For content creators, Lyft/Uber drivers, and other self-employed individuals in the USA, it’s important to understand the taxes due on possessions in Onlyfans.
Generally, if you’ve made a profit, you may owe taxes. This includes federal income tax, state taxes, local/county taxes, and self-employment taxes. The self-employment tax rate is 15.3%.
If you expect to owe more than $1,000 in taxes on your OnlyFans income, make estimated payments quarterly to avoid penalties and interest.
To properly calculate your estimated payments, you’ll need to accurately forecast your work expenses and know what deductions and tax credits you’re eligible for.
freecashflow.io can help you with this by tracking your purchases in real-time and creating records that will satisfy the IRS. With the right tax strategies, you can make sure you’re paying your taxes the right way and enjoy your profits.

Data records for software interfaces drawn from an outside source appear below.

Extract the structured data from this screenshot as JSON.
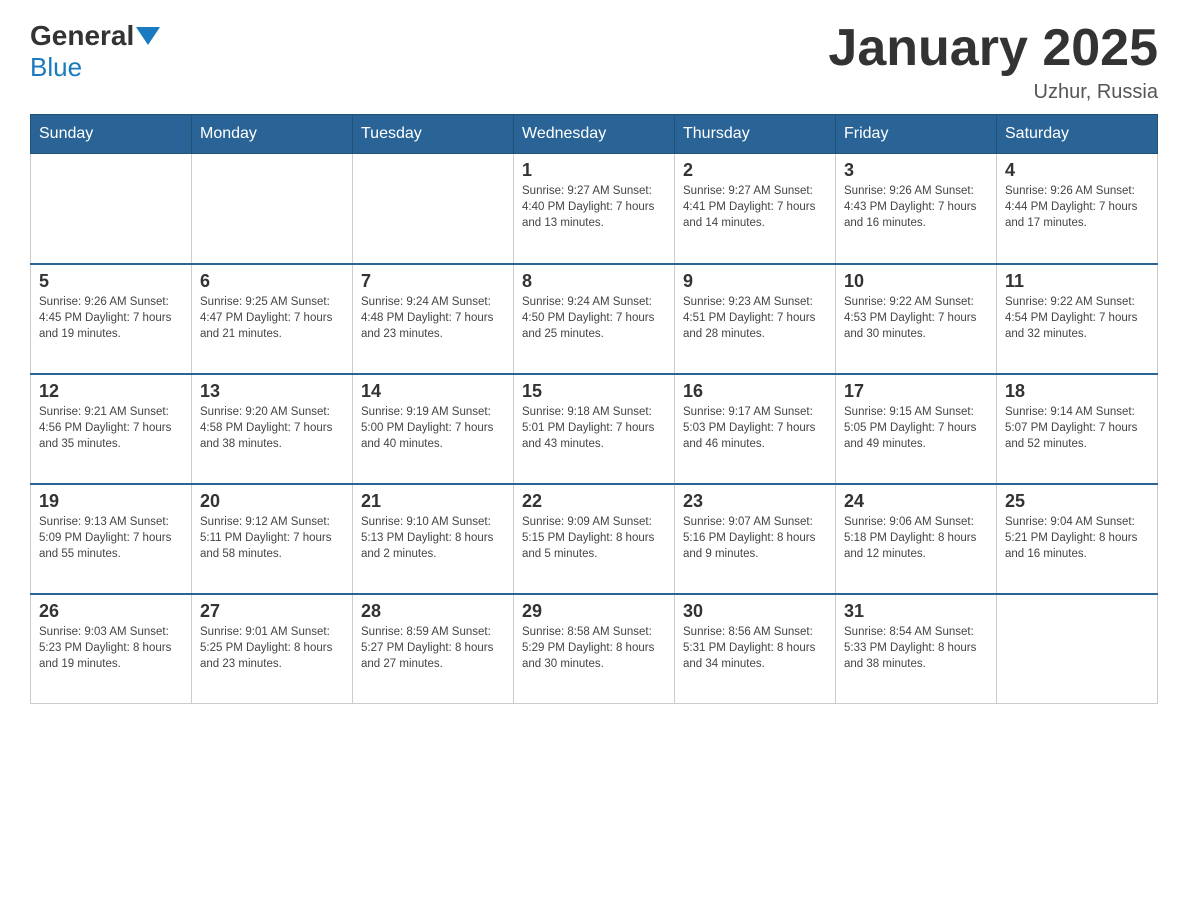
{
  "logo": {
    "general": "General",
    "blue": "Blue"
  },
  "title": "January 2025",
  "subtitle": "Uzhur, Russia",
  "days_of_week": [
    "Sunday",
    "Monday",
    "Tuesday",
    "Wednesday",
    "Thursday",
    "Friday",
    "Saturday"
  ],
  "weeks": [
    [
      {
        "day": "",
        "info": ""
      },
      {
        "day": "",
        "info": ""
      },
      {
        "day": "",
        "info": ""
      },
      {
        "day": "1",
        "info": "Sunrise: 9:27 AM\nSunset: 4:40 PM\nDaylight: 7 hours\nand 13 minutes."
      },
      {
        "day": "2",
        "info": "Sunrise: 9:27 AM\nSunset: 4:41 PM\nDaylight: 7 hours\nand 14 minutes."
      },
      {
        "day": "3",
        "info": "Sunrise: 9:26 AM\nSunset: 4:43 PM\nDaylight: 7 hours\nand 16 minutes."
      },
      {
        "day": "4",
        "info": "Sunrise: 9:26 AM\nSunset: 4:44 PM\nDaylight: 7 hours\nand 17 minutes."
      }
    ],
    [
      {
        "day": "5",
        "info": "Sunrise: 9:26 AM\nSunset: 4:45 PM\nDaylight: 7 hours\nand 19 minutes."
      },
      {
        "day": "6",
        "info": "Sunrise: 9:25 AM\nSunset: 4:47 PM\nDaylight: 7 hours\nand 21 minutes."
      },
      {
        "day": "7",
        "info": "Sunrise: 9:24 AM\nSunset: 4:48 PM\nDaylight: 7 hours\nand 23 minutes."
      },
      {
        "day": "8",
        "info": "Sunrise: 9:24 AM\nSunset: 4:50 PM\nDaylight: 7 hours\nand 25 minutes."
      },
      {
        "day": "9",
        "info": "Sunrise: 9:23 AM\nSunset: 4:51 PM\nDaylight: 7 hours\nand 28 minutes."
      },
      {
        "day": "10",
        "info": "Sunrise: 9:22 AM\nSunset: 4:53 PM\nDaylight: 7 hours\nand 30 minutes."
      },
      {
        "day": "11",
        "info": "Sunrise: 9:22 AM\nSunset: 4:54 PM\nDaylight: 7 hours\nand 32 minutes."
      }
    ],
    [
      {
        "day": "12",
        "info": "Sunrise: 9:21 AM\nSunset: 4:56 PM\nDaylight: 7 hours\nand 35 minutes."
      },
      {
        "day": "13",
        "info": "Sunrise: 9:20 AM\nSunset: 4:58 PM\nDaylight: 7 hours\nand 38 minutes."
      },
      {
        "day": "14",
        "info": "Sunrise: 9:19 AM\nSunset: 5:00 PM\nDaylight: 7 hours\nand 40 minutes."
      },
      {
        "day": "15",
        "info": "Sunrise: 9:18 AM\nSunset: 5:01 PM\nDaylight: 7 hours\nand 43 minutes."
      },
      {
        "day": "16",
        "info": "Sunrise: 9:17 AM\nSunset: 5:03 PM\nDaylight: 7 hours\nand 46 minutes."
      },
      {
        "day": "17",
        "info": "Sunrise: 9:15 AM\nSunset: 5:05 PM\nDaylight: 7 hours\nand 49 minutes."
      },
      {
        "day": "18",
        "info": "Sunrise: 9:14 AM\nSunset: 5:07 PM\nDaylight: 7 hours\nand 52 minutes."
      }
    ],
    [
      {
        "day": "19",
        "info": "Sunrise: 9:13 AM\nSunset: 5:09 PM\nDaylight: 7 hours\nand 55 minutes."
      },
      {
        "day": "20",
        "info": "Sunrise: 9:12 AM\nSunset: 5:11 PM\nDaylight: 7 hours\nand 58 minutes."
      },
      {
        "day": "21",
        "info": "Sunrise: 9:10 AM\nSunset: 5:13 PM\nDaylight: 8 hours\nand 2 minutes."
      },
      {
        "day": "22",
        "info": "Sunrise: 9:09 AM\nSunset: 5:15 PM\nDaylight: 8 hours\nand 5 minutes."
      },
      {
        "day": "23",
        "info": "Sunrise: 9:07 AM\nSunset: 5:16 PM\nDaylight: 8 hours\nand 9 minutes."
      },
      {
        "day": "24",
        "info": "Sunrise: 9:06 AM\nSunset: 5:18 PM\nDaylight: 8 hours\nand 12 minutes."
      },
      {
        "day": "25",
        "info": "Sunrise: 9:04 AM\nSunset: 5:21 PM\nDaylight: 8 hours\nand 16 minutes."
      }
    ],
    [
      {
        "day": "26",
        "info": "Sunrise: 9:03 AM\nSunset: 5:23 PM\nDaylight: 8 hours\nand 19 minutes."
      },
      {
        "day": "27",
        "info": "Sunrise: 9:01 AM\nSunset: 5:25 PM\nDaylight: 8 hours\nand 23 minutes."
      },
      {
        "day": "28",
        "info": "Sunrise: 8:59 AM\nSunset: 5:27 PM\nDaylight: 8 hours\nand 27 minutes."
      },
      {
        "day": "29",
        "info": "Sunrise: 8:58 AM\nSunset: 5:29 PM\nDaylight: 8 hours\nand 30 minutes."
      },
      {
        "day": "30",
        "info": "Sunrise: 8:56 AM\nSunset: 5:31 PM\nDaylight: 8 hours\nand 34 minutes."
      },
      {
        "day": "31",
        "info": "Sunrise: 8:54 AM\nSunset: 5:33 PM\nDaylight: 8 hours\nand 38 minutes."
      },
      {
        "day": "",
        "info": ""
      }
    ]
  ]
}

8. Tax on Business Income
Taxes can be complicated, especially when you’re self-employed, so it’s important to understand how to handle your taxes correctly as a content creator on OnlyFans. Here is a step-by-step guide to help you understand how to calculate, report, and pay taxes on your OnlyFans business income.
🔢 Calculate Your Earnings: First, calculate your earnings from OnlyFans by subtracting any expenses or business deductions from your total income.

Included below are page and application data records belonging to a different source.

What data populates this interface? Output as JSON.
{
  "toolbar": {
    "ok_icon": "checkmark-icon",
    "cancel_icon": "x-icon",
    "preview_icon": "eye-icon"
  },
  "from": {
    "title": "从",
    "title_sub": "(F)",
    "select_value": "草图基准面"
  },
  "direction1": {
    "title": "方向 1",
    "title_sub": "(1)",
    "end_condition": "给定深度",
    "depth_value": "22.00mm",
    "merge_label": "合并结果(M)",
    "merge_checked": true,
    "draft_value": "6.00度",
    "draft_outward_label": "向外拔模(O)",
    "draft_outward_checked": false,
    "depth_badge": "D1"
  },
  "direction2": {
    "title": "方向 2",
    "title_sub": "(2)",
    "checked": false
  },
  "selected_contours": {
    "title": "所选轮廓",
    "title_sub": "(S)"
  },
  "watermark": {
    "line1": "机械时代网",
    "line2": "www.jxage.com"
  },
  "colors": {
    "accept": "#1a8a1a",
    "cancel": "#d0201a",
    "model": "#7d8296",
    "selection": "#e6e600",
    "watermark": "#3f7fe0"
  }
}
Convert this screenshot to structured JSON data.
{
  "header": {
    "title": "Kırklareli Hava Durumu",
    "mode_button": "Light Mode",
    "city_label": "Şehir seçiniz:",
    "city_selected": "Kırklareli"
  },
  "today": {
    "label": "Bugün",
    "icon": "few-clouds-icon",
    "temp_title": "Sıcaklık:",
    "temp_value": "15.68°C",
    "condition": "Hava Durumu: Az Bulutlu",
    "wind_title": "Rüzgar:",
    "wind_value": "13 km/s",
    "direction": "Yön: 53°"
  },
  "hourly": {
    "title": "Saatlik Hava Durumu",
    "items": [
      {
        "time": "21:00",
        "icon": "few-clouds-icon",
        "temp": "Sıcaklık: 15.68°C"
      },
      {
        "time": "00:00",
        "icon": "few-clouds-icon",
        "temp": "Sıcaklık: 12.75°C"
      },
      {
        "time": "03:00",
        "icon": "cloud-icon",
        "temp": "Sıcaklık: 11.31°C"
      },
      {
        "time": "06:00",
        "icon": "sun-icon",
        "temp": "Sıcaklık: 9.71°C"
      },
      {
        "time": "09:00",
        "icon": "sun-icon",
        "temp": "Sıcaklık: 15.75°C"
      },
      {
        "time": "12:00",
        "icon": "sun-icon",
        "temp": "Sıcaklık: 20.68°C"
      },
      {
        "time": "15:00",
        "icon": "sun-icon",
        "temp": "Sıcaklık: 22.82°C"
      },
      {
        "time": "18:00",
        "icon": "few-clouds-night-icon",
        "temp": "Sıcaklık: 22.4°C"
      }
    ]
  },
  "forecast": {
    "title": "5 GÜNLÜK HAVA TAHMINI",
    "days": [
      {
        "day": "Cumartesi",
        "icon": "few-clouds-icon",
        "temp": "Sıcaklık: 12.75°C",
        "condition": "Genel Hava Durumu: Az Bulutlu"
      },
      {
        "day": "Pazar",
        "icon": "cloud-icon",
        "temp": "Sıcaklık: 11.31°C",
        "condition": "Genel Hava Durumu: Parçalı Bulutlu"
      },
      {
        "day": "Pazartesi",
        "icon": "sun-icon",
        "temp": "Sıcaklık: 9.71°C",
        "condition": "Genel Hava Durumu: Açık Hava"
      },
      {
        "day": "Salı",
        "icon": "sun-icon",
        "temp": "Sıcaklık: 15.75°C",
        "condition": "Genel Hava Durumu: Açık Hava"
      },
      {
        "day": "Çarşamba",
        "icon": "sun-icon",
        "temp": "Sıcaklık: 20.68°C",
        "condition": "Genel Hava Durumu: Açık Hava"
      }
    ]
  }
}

📝 Report Your Earnings: Next, you need to report your earnings on Form 1040. If you earned over $600, any brand you work for should send you a 1099 form, which you should also include in the taxable earnings section of Form 1040.
🔢 Calculate Your Deductions: To deduct your business expenses from your total income, you should add up all your expenses and subtract them from your total earnings. Your Schedule SE must be filled out using Schedule C to indicate that this is the case.

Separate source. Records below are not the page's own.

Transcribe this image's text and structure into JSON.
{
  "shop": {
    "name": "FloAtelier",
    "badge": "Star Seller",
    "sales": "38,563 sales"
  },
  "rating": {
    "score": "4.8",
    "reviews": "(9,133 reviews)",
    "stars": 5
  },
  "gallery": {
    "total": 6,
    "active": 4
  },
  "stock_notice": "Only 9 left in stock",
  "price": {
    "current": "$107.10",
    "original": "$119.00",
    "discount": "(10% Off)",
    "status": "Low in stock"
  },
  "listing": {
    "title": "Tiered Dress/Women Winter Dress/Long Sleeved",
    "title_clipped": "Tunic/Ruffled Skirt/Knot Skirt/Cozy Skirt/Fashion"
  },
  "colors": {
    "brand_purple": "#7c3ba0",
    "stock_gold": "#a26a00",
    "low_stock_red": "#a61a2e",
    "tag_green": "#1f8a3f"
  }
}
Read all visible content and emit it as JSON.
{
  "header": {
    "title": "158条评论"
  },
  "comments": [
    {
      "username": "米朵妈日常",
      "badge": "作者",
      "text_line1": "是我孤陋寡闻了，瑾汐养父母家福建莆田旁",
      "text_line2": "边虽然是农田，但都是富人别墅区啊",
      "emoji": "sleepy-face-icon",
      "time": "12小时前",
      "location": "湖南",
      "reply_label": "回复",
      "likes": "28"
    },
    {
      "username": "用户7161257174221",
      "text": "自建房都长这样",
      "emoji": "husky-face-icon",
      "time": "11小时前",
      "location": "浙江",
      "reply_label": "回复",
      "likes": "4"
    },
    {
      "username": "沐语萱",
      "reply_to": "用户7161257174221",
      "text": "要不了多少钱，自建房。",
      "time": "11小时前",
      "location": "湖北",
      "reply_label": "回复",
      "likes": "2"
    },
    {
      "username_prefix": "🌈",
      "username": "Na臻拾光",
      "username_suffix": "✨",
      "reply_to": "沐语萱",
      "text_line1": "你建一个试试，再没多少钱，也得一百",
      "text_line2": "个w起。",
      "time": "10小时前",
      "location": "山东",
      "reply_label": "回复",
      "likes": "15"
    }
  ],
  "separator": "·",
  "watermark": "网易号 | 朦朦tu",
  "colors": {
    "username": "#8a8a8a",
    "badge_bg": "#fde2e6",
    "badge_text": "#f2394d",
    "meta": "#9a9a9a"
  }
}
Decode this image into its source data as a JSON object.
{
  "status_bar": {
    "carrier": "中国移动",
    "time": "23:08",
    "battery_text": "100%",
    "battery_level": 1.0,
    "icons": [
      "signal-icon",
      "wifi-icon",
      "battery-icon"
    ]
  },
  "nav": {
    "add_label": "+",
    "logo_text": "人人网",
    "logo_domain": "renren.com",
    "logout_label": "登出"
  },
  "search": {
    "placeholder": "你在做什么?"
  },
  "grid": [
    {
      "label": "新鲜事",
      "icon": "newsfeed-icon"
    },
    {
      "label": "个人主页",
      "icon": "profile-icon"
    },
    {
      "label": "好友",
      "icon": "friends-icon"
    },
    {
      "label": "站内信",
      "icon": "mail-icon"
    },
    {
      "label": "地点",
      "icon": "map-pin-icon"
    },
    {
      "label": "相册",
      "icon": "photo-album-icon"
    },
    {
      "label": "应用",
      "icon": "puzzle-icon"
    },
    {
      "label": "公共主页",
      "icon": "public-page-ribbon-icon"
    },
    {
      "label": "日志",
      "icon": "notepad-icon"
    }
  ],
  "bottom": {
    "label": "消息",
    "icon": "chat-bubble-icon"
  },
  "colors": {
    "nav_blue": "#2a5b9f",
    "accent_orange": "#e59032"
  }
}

📜 Calculate Your Social Security and Medicare Taxes: To calculate your Social Security and Medicare taxes (FICA), you should use Schedule SE. Additionally, you may be responsible for Self-Employment Taxes.
💸 Compute Your Taxable Income: After you have determined your taxable income, you should consult the current tax table to figure out how much you owe.
💰 Pay Your Taxes: Lastly, you should pay your taxes to the appropriate agencies. The type of taxes you need to pay will depend on factors like your income and tax bracket, as well as any tax write-offs or deductions you may be eligible for.
9. State and Local Taxes
Gifts received on Onlyfans are subject to taxation. There are four primary types of taxes associated with gifts on Onlyfans: federal income taxes, state taxes, local/county taxes, and self-employment taxes.
Federal income taxes need to be calculated by taking into account your taxable income and tax bracket, as well as write-offs or tax deductions and credits you are entitled to for business expenses as a self-employed individual.
Self-employment taxes are the only type that does not change depending on your location or tax bracket and the rate is 15.3%.
You should include 1099 forms in your taxable earnings section of form 1040. You need to fill out Schedule SE and Schedule C to figure out any deductions and also list your earnings and expenses to determine profit.
When you have determined your taxable income, consult this year’s tax table to figure out how much tax you owe.
FICA taxes are comprised of Social Security (12.4%) and Medicare Taxes (2.9%) or self-employment tax on the income you earn and you must pay 15.3% in self-employment taxes.
If you worked in more than one State throughout the year, you’ll need to submit tax forms for all of the States where you made money, as well as all of the States where you lived while working.
You will also need to set aside money for self-employment taxes in order to make estimated quarterly tax payments.